Naomi Reice Buchwald, District Judge in Manhattan, however, did not go so far as to order Mr. Trump or a subordinate to stop preventing critics from seeing his Twitter account, pointing out that it was sufficient to point out that it was unconstitutional to continue doing so.
Judge Buchwald writes that “a declaratory judgment should be sufficient because no government official – including the president – is above the law, and all government officials are expected to follow the law as it stands. has been declared.”
The complaint was filed last July by the Knight First Amendment Institute of Columbia University and seven people were blocked by Trump after criticizing the Republican president.
The Justice Department did not immediately respond to a message. A government lawyer did not respond to a request for comments by email.
Jameel Jaffer, chief executive of the Knight Institute, said in a statement that his organization was satisfied.
The president’s practice of blocking criticism on Twitter is pernicious and unconstitutional, and we hope this decision will put an end to this situation.
Jameel Jaffer, Executive Director of the Knight Institute
The lawsuit was filed after Trump blocked some people from his @realDonaldTrump account, created nine years ago with more than 52 million subscribers.

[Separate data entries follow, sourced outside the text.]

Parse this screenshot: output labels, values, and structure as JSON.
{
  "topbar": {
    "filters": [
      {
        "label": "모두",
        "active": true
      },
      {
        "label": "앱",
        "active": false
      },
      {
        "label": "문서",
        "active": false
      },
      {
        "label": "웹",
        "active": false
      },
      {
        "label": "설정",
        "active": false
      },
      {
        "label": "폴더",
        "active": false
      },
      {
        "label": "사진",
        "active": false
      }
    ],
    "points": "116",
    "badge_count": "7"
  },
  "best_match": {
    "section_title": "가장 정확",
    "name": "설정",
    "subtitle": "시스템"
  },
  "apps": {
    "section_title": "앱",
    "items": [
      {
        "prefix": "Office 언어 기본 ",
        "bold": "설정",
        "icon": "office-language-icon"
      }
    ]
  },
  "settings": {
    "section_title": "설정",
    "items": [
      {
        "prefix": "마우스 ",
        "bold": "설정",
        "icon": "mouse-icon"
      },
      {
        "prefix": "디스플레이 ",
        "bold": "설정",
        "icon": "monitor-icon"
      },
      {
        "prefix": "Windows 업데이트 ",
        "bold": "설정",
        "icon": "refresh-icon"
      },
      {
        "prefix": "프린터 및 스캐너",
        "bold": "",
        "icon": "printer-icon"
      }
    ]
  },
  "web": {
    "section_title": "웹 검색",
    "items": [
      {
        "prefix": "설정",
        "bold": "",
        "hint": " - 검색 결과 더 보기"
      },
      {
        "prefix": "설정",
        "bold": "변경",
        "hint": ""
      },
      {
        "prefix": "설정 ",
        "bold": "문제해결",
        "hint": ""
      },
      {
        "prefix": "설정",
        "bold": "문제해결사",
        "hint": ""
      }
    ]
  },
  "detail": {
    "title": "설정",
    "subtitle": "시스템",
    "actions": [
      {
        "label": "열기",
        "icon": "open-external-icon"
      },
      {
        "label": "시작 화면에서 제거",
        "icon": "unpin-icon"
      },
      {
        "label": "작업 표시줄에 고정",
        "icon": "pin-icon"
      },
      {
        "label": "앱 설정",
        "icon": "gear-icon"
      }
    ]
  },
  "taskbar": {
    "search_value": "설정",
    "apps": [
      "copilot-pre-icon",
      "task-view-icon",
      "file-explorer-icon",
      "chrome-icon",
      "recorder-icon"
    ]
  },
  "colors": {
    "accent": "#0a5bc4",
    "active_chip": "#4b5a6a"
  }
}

Department of Justice lawyers had argued that it was Mr. Trump’s prerogative, and that it was as if the president, in a room full of people, decided not to listen to some of them.
Judge Buchwald found that Twitter posts are sent to a public forum.

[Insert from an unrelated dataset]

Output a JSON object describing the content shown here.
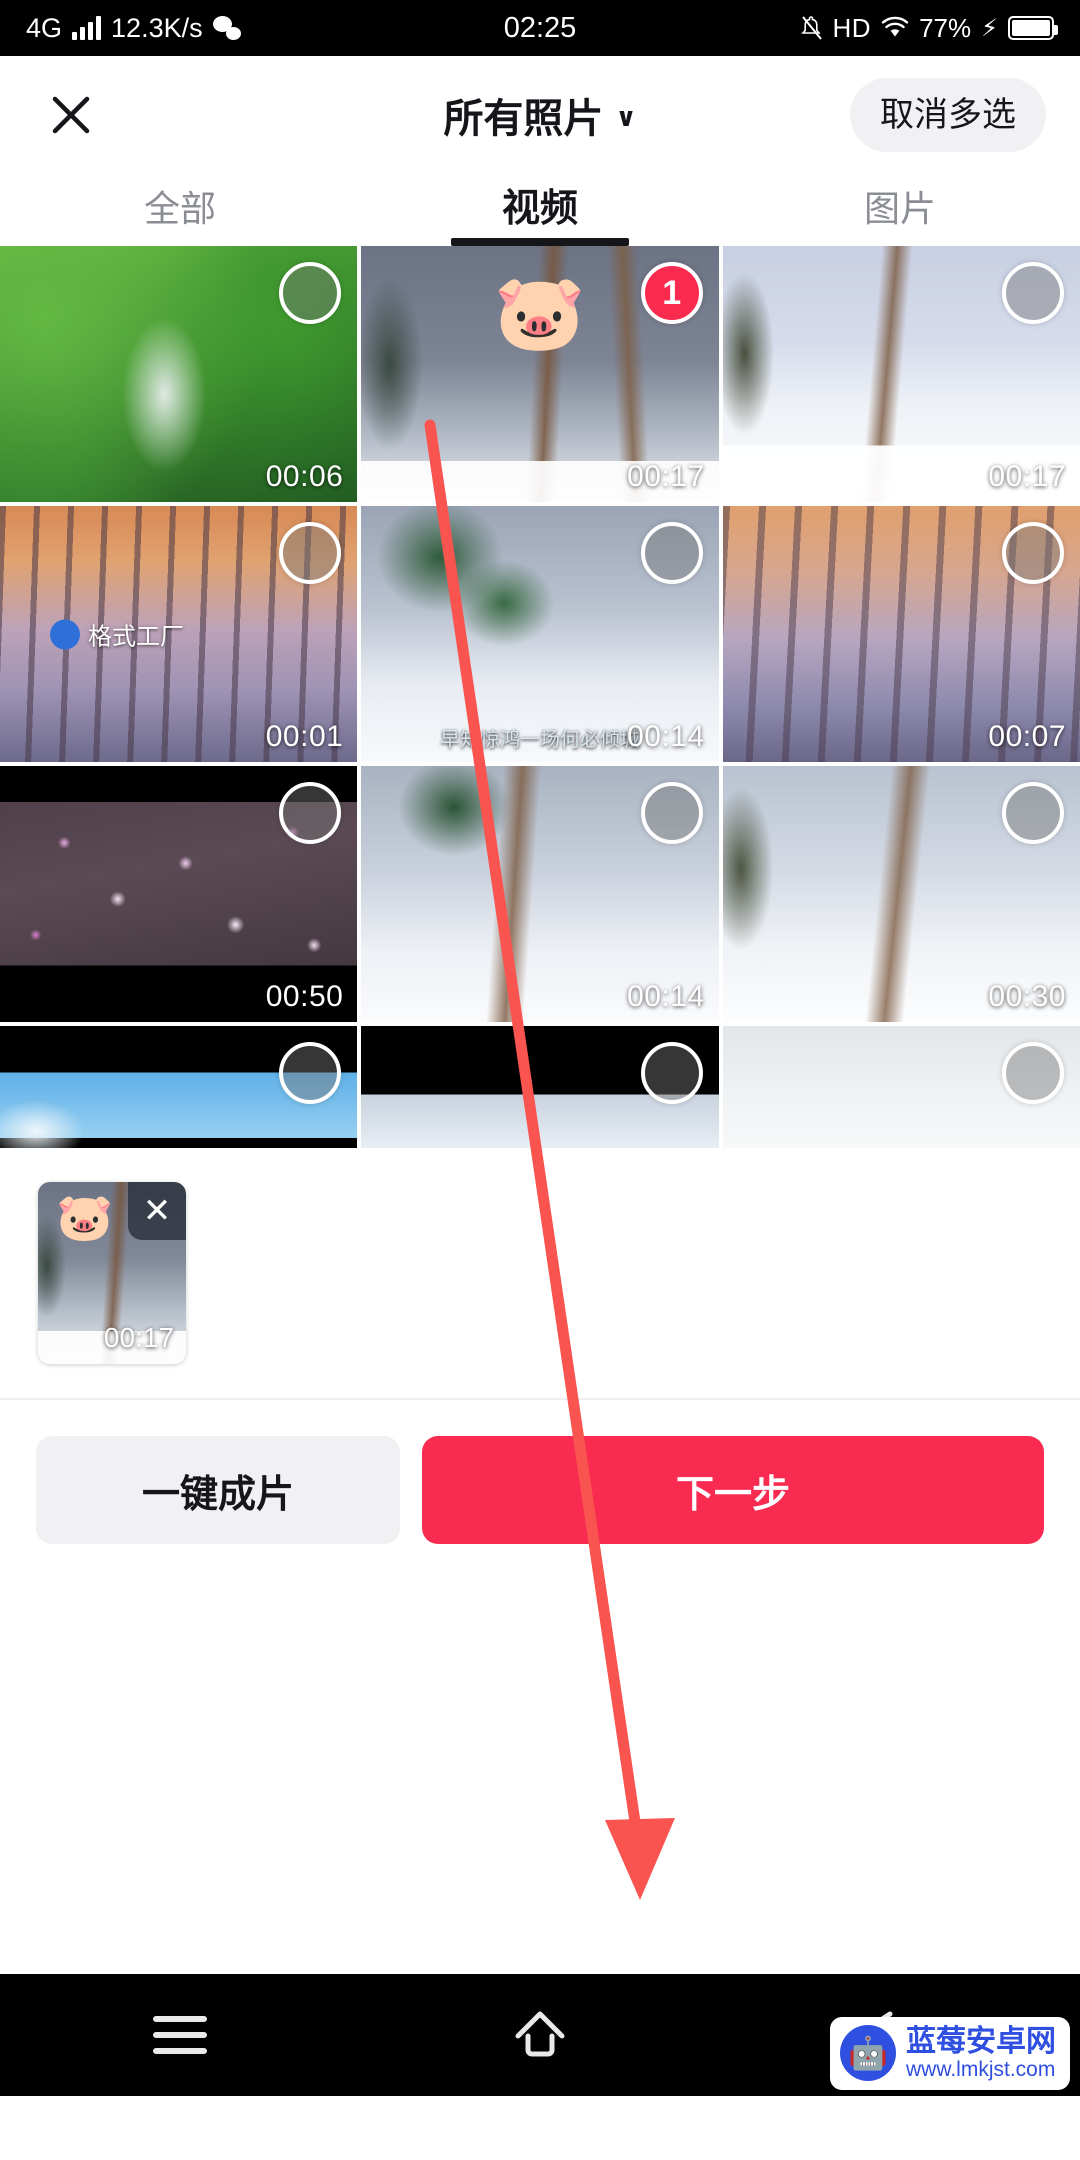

“The president presents the @realDonaldTrump account as a presidential account as opposed to a personal account, and more importantly, uses the account to take actions that can only be taken by the president, as president,” said the president. judge.
After a hearing earlier this year, the judge had suggested to Mr. Trump to stop some of his critics from responding to him rather than blocking them. At the time, a justice department attorney agreed that this would allow Mr. Trump to avoid a message he does not want to read.
Melissa Wright is a seasoned journalist with nearly a decade under her belt. While studying journalism at Boston, Melissa found a passion for finding local stories. As a contributor to Clear Publicist, Melissa mostly covers human interest pieces.